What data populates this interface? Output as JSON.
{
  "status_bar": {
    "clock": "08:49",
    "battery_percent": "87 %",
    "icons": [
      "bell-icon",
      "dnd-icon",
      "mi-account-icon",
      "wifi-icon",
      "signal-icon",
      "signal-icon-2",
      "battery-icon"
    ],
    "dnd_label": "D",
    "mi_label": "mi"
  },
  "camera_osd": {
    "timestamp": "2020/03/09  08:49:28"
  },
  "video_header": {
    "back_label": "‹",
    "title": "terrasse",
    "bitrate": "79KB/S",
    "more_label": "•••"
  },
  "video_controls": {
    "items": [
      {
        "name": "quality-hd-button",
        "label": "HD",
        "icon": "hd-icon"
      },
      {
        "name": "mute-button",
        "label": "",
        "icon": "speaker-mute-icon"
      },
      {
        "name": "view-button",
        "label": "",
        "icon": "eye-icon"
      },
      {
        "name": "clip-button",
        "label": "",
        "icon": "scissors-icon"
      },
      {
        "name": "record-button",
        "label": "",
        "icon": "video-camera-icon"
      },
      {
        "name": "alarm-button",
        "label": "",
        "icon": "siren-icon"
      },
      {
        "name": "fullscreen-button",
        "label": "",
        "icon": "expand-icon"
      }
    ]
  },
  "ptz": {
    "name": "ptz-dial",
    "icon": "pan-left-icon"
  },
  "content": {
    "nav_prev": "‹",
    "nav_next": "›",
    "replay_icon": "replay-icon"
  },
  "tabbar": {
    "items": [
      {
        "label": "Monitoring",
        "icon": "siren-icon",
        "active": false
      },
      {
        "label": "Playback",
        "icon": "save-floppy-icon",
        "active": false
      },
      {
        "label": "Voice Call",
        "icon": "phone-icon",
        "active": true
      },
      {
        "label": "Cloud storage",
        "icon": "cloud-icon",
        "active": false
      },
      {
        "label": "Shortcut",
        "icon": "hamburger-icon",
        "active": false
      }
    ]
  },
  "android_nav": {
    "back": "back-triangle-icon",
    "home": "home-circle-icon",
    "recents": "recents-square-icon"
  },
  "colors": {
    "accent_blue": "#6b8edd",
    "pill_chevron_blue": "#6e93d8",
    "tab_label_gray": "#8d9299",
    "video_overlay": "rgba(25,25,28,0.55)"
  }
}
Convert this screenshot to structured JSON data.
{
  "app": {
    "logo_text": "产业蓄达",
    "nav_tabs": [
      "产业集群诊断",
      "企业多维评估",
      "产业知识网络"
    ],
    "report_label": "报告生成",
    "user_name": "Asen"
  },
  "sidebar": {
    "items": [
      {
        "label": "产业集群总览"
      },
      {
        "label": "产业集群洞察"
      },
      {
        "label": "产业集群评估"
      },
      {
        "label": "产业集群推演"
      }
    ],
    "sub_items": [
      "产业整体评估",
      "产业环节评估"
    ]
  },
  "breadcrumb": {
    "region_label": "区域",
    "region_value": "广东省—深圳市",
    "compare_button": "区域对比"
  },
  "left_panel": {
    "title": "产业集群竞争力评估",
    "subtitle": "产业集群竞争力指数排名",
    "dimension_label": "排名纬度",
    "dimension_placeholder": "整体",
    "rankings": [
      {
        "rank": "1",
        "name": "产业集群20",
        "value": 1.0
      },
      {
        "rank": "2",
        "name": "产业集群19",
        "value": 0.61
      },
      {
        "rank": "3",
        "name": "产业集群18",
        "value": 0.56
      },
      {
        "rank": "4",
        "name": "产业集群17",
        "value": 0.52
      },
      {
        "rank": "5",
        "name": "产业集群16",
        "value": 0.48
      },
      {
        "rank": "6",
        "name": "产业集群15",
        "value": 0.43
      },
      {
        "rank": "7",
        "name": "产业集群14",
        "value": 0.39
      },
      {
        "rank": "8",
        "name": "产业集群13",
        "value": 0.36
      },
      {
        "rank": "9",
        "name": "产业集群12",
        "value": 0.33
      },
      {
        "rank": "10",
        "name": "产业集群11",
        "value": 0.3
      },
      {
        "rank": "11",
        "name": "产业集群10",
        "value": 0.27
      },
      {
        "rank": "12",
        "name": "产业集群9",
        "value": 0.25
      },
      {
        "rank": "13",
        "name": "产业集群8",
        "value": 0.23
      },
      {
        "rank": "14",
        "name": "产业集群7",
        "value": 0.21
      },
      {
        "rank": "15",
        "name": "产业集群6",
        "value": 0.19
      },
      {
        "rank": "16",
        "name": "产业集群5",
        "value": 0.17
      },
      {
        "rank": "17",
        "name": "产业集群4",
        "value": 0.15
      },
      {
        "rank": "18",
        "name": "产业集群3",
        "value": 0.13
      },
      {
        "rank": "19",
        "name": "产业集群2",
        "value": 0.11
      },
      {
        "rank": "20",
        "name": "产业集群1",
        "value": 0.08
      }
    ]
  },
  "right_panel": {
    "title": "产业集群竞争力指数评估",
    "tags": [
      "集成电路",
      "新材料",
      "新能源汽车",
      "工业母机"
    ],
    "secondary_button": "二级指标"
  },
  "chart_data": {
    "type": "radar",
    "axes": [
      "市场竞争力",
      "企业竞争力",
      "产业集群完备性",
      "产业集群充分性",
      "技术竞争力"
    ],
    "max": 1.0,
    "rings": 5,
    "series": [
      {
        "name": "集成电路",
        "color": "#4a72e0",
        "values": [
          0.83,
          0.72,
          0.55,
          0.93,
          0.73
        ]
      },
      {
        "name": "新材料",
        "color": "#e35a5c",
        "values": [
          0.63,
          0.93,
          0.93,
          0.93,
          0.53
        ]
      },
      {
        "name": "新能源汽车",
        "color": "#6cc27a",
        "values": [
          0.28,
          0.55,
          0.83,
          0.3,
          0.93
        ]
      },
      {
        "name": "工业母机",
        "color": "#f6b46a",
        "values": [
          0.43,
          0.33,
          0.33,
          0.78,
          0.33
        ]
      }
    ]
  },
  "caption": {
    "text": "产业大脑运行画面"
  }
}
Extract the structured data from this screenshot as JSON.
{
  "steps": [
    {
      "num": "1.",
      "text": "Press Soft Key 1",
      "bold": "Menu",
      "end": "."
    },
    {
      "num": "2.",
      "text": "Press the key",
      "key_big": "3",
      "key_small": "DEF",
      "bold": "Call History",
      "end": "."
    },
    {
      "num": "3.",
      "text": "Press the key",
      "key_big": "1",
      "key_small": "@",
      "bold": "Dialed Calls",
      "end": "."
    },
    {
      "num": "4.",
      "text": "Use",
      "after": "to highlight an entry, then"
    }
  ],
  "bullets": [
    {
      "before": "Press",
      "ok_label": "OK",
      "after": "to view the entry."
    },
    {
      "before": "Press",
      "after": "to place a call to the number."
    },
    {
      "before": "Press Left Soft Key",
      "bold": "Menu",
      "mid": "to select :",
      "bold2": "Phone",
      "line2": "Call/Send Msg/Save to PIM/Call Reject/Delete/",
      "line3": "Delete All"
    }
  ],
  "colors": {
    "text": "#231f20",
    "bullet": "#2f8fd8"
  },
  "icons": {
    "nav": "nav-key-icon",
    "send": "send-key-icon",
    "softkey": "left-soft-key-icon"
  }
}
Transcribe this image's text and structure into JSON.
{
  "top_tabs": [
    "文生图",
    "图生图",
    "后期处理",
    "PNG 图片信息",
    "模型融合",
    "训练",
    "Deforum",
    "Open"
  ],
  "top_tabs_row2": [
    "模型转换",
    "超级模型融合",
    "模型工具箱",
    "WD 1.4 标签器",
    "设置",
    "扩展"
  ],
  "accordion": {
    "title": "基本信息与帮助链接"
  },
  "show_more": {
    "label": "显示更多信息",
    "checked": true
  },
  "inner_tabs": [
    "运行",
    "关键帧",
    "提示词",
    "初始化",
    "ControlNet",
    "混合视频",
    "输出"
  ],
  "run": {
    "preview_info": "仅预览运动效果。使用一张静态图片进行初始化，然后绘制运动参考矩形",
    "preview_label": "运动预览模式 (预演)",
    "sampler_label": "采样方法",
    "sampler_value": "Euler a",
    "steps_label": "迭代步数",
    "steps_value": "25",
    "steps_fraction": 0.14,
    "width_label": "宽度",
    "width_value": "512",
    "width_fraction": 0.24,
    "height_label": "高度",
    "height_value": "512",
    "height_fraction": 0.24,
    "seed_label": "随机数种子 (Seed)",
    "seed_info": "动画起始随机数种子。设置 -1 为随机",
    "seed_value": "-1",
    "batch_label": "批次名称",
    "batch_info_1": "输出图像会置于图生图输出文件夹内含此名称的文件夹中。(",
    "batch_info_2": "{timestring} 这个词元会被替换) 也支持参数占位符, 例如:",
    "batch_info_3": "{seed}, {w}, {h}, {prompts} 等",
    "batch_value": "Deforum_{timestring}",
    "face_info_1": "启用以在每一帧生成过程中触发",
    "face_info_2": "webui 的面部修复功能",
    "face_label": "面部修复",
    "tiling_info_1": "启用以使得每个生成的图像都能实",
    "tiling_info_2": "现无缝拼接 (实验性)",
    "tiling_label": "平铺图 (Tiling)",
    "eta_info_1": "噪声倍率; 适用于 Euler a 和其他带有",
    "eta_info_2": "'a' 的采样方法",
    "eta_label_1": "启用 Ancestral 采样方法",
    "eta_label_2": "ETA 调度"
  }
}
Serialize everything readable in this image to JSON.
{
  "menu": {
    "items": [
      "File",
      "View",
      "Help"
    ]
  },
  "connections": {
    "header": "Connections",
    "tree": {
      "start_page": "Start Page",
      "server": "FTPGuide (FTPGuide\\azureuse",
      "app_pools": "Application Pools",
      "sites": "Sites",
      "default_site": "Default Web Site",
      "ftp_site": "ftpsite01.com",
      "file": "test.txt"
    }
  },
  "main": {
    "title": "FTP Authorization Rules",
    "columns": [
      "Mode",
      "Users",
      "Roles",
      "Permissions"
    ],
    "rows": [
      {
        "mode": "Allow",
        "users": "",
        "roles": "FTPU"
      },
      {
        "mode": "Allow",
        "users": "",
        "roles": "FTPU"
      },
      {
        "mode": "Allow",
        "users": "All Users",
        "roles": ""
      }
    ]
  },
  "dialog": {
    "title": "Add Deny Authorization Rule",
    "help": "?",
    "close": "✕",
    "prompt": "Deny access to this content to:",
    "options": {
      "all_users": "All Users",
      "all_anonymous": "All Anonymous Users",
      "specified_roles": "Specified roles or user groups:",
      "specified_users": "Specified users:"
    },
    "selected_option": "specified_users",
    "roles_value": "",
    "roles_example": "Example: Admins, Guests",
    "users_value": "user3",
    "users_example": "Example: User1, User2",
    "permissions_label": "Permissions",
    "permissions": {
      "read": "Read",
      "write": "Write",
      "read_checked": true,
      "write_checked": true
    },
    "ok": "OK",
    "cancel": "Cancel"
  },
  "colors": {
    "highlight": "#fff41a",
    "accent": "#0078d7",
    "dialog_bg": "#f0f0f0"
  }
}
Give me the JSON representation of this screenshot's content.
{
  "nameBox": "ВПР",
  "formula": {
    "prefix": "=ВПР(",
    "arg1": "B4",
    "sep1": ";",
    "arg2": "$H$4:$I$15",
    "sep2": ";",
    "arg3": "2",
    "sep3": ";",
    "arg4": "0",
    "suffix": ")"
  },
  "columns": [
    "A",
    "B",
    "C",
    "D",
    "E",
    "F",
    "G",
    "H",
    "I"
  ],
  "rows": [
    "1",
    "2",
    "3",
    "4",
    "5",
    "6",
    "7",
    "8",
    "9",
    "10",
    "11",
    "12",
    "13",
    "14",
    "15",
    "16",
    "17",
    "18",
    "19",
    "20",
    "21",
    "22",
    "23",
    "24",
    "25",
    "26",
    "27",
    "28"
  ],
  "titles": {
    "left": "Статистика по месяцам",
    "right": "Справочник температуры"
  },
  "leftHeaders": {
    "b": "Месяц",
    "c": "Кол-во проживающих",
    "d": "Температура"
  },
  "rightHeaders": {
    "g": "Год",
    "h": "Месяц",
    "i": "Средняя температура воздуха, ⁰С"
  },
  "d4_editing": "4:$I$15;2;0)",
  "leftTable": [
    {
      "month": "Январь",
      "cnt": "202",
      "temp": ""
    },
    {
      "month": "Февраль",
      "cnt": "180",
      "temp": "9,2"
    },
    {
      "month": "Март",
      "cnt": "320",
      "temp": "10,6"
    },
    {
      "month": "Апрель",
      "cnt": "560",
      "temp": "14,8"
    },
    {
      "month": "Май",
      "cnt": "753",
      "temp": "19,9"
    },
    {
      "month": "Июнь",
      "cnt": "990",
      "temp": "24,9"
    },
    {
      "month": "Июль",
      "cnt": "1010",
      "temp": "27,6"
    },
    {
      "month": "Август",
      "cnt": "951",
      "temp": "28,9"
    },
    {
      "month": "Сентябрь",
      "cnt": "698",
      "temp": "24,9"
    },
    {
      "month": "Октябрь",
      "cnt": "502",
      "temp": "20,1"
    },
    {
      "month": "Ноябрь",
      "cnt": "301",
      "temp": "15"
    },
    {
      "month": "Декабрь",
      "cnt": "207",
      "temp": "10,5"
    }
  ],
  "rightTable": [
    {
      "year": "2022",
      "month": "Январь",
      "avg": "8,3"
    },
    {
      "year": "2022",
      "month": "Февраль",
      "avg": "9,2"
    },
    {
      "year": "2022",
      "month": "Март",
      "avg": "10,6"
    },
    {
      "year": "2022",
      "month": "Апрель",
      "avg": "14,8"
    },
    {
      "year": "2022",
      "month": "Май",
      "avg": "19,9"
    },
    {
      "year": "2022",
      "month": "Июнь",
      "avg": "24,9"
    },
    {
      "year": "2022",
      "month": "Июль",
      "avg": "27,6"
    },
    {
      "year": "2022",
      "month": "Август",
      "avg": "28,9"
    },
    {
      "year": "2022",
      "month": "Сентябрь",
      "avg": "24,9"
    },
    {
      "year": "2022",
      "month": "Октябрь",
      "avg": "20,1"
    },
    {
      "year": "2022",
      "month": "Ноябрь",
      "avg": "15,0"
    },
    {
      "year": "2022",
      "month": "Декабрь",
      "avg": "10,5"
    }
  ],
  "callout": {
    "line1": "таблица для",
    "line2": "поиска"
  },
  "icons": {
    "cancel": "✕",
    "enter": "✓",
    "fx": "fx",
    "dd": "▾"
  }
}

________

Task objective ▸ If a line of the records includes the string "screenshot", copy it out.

Answer to this task ▸
Convert this screenshot to structured JSON data.
Extract the structured data from this screenshot as JSON.
Give me the JSON representation of this screenshot's content.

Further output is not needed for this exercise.